For now, those skills equal endurance.
Down at the dock, the seal has been skinned, to be used for a child’s winter jumpsuit or a jacket or the trim on the tall boots that are part of the national costume. Meat has been taken off for cooking. All that remains are the spine and a few entrails—a coveted raw snack for the children lingering nearby.
For those of us who buy our meat vacuum packed and our fish filleted, this earthiness is off-putting, even grotesque. Yet as we witness on a blustery day from the ease of our ship, even in summer the Arctic can be a sadistic mistress. Squeamishness is the luxury of a society that offers take-out.
Some days we spend at sea, chatting with fellow travelers and catching lectures by the ship’s knowledgeable expedition staff. For hours we stand on deck, awestruck by the icebergs that drift around us. Towering sculptures pierce the slushy flats: blocky shelves, Frank Gehry-esque twists, Disneyesque castles the size of, well, Cinderella’s castle. Some chunks stand as tall as 150 feet. It’s mind-boggling to realize that roughly seven-eighths of the ice lies beneath the water. Andrew Marshall, one of the expedition staff, and I figure the math; the larger bergs must be about 10 million cubic meters.
They are miniatures compared to what we see just a few days later, at the icefjord at Illulissat.
If Greenland has a tourism mecca, it’s Illulissat, home to a half-dozen souvenir shops and food options ranging from hot dogs to surprisingly yummy pizza to Chinese noodles. The reason isn’t the fine historical museum or picturesque waterfront church or history of cod-fishing, diminished since the waters here cooled in the 1960s and the fish fled to Iceland.
The attraction is ice.
Icebergs can be seen in the bay of Greenland’s Disko Island. (Jane Woolridge/Miami Herald/MCT)

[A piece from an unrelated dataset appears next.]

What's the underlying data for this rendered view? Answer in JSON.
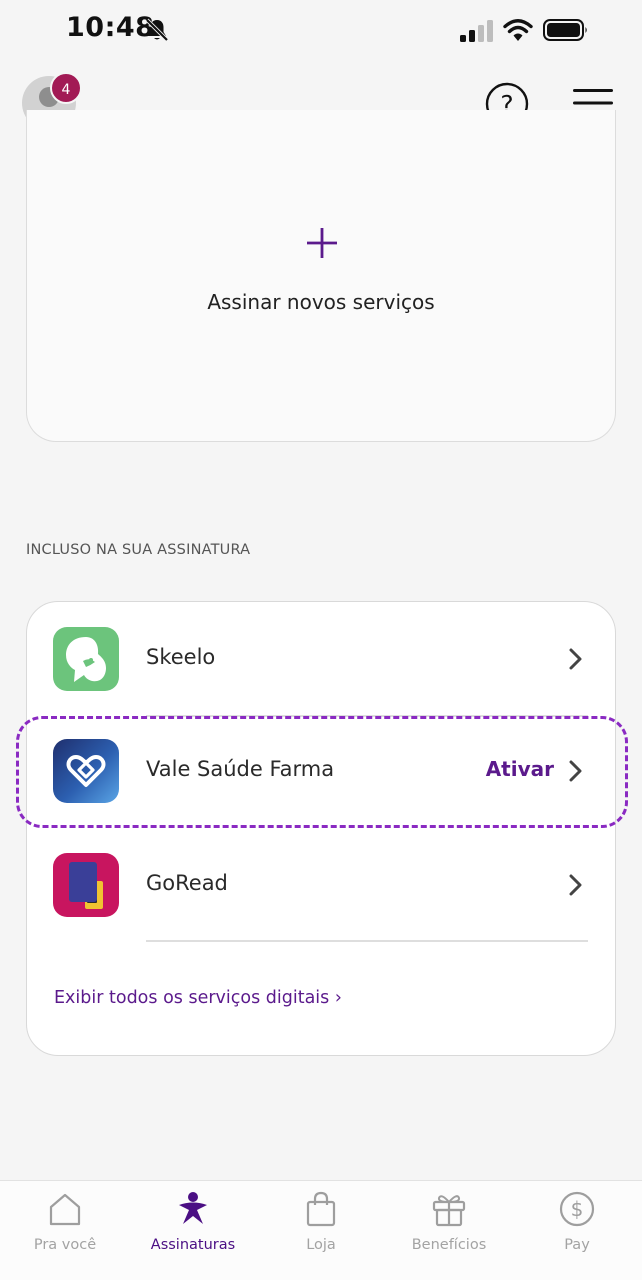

Here, the world’s most prolific glacier, called the Sermeq Kujalleq or Jakobshavn, slips into the sea at more than 100 feet per day—a rate that has accelerated with global warming. Yet the huge ice chunks that split from it can’t sail far; the mouth of the fjord is relatively shallow—only about 650 feet deep—and the bergs back up like SUVs on a Monday morning at the Golden Glades Interchange.
The result is an ice jam of Matterhorns and Space Mountains, amphitheaters and Gibraltar Rocks, Soviet apartment blocks—all curved and swept, carved and etched in ice. The icefjord is so unique that it’s been tagged as a UNESCO World Heritage Site.
When the massive bergs finally do break loose, the chunks often drift into the Labrador Current and sail south into the Atlantic. The iceberg that felled the Titanic likely originated here.
You can easily hike to part of the ice wall, and we do. The view is staggering—or so we think, until we sail on a small whale watching boat along the 3.5 miles of a frozen edge of majesty that reaches more than 250 feet tall. The passengers stare and snap—but say little. The words are long gone.
So, too, may be the icebergs. Just 25 years ago, the chunks were a good 60 feet higher, we learn from Frederike Bronny, the geographer on board our Fram sailing.
And the glacier itself is in rapid retreat. One estimate suggests that within 10 years the Kangia will no longer reach the sea. The ice will calve in shards. The massive icebergs will be gone.
It’s a somber thought—nearly unimaginable as we stand in the face of this crystal blue bulwark. Too much, too much, so soon. At least we’re here now.
Greenland is the world’s biggest non-continental island.
Area: 836,330 square miles; about three times the size of Texas
Area under ice: More than 80 percent
Population: 56,344; 80 percent Inuit
Sled dogs: 29,000
Coastal temperature: Summer highs in mid-50s F, winter lows to 3 F
Language: Greenlandic. English and Danish are widely spoken.
Government: Part of Denmark, but with “home rule.” Receives annual subsidy from Denmark of more than U.S. $500 million.
Chief industry: Fishing
Tourists: 55,000 per year
(SOURCES: CIA World Factbook, Greenland Tourism and Business Council)